→ **Your objective**: Reproduce all of the data that follows, character for character.

=== Begin Enclosure ===

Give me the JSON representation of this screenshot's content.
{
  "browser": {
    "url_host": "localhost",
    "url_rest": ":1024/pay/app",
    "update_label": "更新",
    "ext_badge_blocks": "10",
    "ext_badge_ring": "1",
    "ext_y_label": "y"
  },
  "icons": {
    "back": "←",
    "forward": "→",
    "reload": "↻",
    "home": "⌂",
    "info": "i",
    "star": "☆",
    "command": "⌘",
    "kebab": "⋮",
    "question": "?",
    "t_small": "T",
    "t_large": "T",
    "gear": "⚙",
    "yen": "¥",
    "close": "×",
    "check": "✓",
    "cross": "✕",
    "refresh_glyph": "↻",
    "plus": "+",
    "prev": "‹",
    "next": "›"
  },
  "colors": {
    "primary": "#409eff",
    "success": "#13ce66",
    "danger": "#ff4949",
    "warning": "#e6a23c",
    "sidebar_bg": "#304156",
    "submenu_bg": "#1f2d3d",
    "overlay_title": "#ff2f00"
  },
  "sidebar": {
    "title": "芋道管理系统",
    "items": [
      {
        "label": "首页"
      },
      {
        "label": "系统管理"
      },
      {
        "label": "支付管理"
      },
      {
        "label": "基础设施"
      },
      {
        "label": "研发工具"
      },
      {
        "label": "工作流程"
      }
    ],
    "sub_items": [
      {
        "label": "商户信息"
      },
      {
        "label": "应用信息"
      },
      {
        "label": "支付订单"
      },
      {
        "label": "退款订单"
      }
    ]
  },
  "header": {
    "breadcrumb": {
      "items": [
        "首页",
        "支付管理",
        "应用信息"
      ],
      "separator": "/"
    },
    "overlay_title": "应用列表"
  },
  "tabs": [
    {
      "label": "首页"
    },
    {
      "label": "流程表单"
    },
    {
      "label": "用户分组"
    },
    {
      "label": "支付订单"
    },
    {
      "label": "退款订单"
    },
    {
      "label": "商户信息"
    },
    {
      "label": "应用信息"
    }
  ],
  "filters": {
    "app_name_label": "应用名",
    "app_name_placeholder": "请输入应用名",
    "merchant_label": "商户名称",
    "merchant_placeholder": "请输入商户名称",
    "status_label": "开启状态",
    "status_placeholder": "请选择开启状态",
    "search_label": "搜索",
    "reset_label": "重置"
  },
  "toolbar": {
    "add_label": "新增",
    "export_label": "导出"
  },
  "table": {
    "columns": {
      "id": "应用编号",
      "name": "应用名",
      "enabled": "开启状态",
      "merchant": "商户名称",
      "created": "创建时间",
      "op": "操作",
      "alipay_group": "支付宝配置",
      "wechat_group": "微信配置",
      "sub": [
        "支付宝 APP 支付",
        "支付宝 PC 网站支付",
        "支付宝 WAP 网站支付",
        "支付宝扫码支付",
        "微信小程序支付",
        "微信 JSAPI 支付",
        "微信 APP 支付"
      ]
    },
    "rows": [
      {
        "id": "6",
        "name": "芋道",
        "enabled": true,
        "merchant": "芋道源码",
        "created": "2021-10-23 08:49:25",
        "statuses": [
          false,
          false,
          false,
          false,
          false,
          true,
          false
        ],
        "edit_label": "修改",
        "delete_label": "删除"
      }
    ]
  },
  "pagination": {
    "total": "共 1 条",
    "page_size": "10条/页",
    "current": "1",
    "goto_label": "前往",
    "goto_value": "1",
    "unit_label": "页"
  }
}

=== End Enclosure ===

→ **Exercise output**:
Give me the JSON representation of this screenshot's content.
{
  "browser": {
    "url_host": "localhost",
    "url_rest": ":1024/pay/app",
    "update_label": "更新",
    "ext_badge_blocks": "10",
    "ext_badge_ring": "1",
    "ext_y_label": "y"
  },
  "icons": {
    "back": "←",
    "forward": "→",
    "reload": "↻",
    "home": "⌂",
    "info": "i",
    "star": "☆",
    "command": "⌘",
    "kebab": "⋮",
    "question": "?",
    "t_small": "T",
    "t_large": "T",
    "gear": "⚙",
    "yen": "¥",
    "close": "×",
    "check": "✓",
    "cross": "✕",
    "refresh_glyph": "↻",
    "plus": "+",
    "prev": "‹",
    "next": "›"
  },
  "colors": {
    "primary": "#409eff",
    "success": "#13ce66",
    "danger": "#ff4949",
    "warning": "#e6a23c",
    "sidebar_bg": "#304156",
    "submenu_bg": "#1f2d3d",
    "overlay_title": "#ff2f00"
  },
  "sidebar": {
    "title": "芋道管理系统",
    "items": [
      {
        "label": "首页"
      },
      {
        "label": "系统管理"
      },
      {
        "label": "支付管理"
      },
      {
        "label": "基础设施"
      },
      {
        "label": "研发工具"
      },
      {
        "label": "工作流程"
      }
    ],
    "sub_items": [
      {
        "label": "商户信息"
      },
      {
        "label": "应用信息"
      },
      {
        "label": "支付订单"
      },
      {
        "label": "退款订单"
      }
    ]
  },
  "header": {
    "breadcrumb": {
      "items": [
        "首页",
        "支付管理",
        "应用信息"
      ],
      "separator": "/"
    },
    "overlay_title": "应用列表"
  },
  "tabs": [
    {
      "label": "首页"
    },
    {
      "label": "流程表单"
    },
    {
      "label": "用户分组"
    },
    {
      "label": "支付订单"
    },
    {
      "label": "退款订单"
    },
    {
      "label": "商户信息"
    },
    {
      "label": "应用信息"
    }
  ],
  "filters": {
    "app_name_label": "应用名",
    "app_name_placeholder": "请输入应用名",
    "merchant_label": "商户名称",
    "merchant_placeholder": "请输入商户名称",
    "status_label": "开启状态",
    "status_placeholder": "请选择开启状态",
    "search_label": "搜索",
    "reset_label": "重置"
  },
  "toolbar": {
    "add_label": "新增",
    "export_label": "导出"
  },
  "table": {
    "columns": {
      "id": "应用编号",
      "name": "应用名",
      "enabled": "开启状态",
      "merchant": "商户名称",
      "created": "创建时间",
      "op": "操作",
      "alipay_group": "支付宝配置",
      "wechat_group": "微信配置",
      "sub": [
        "支付宝 APP 支付",
        "支付宝 PC 网站支付",
        "支付宝 WAP 网站支付",
        "支付宝扫码支付",
        "微信小程序支付",
        "微信 JSAPI 支付",
        "微信 APP 支付"
      ]
    },
    "rows": [
      {
        "id": "6",
        "name": "芋道",
        "enabled": true,
        "merchant": "芋道源码",
        "created": "2021-10-23 08:49:25",
        "statuses": [
          false,
          false,
          false,
          false,
          false,
          true,
          false
        ],
        "edit_label": "修改",
        "delete_label": "删除"
      }
    ]
  },
  "pagination": {
    "total": "共 1 条",
    "page_size": "10条/页",
    "current": "1",
    "goto_label": "前往",
    "goto_value": "1",
    "unit_label": "页"
  }
}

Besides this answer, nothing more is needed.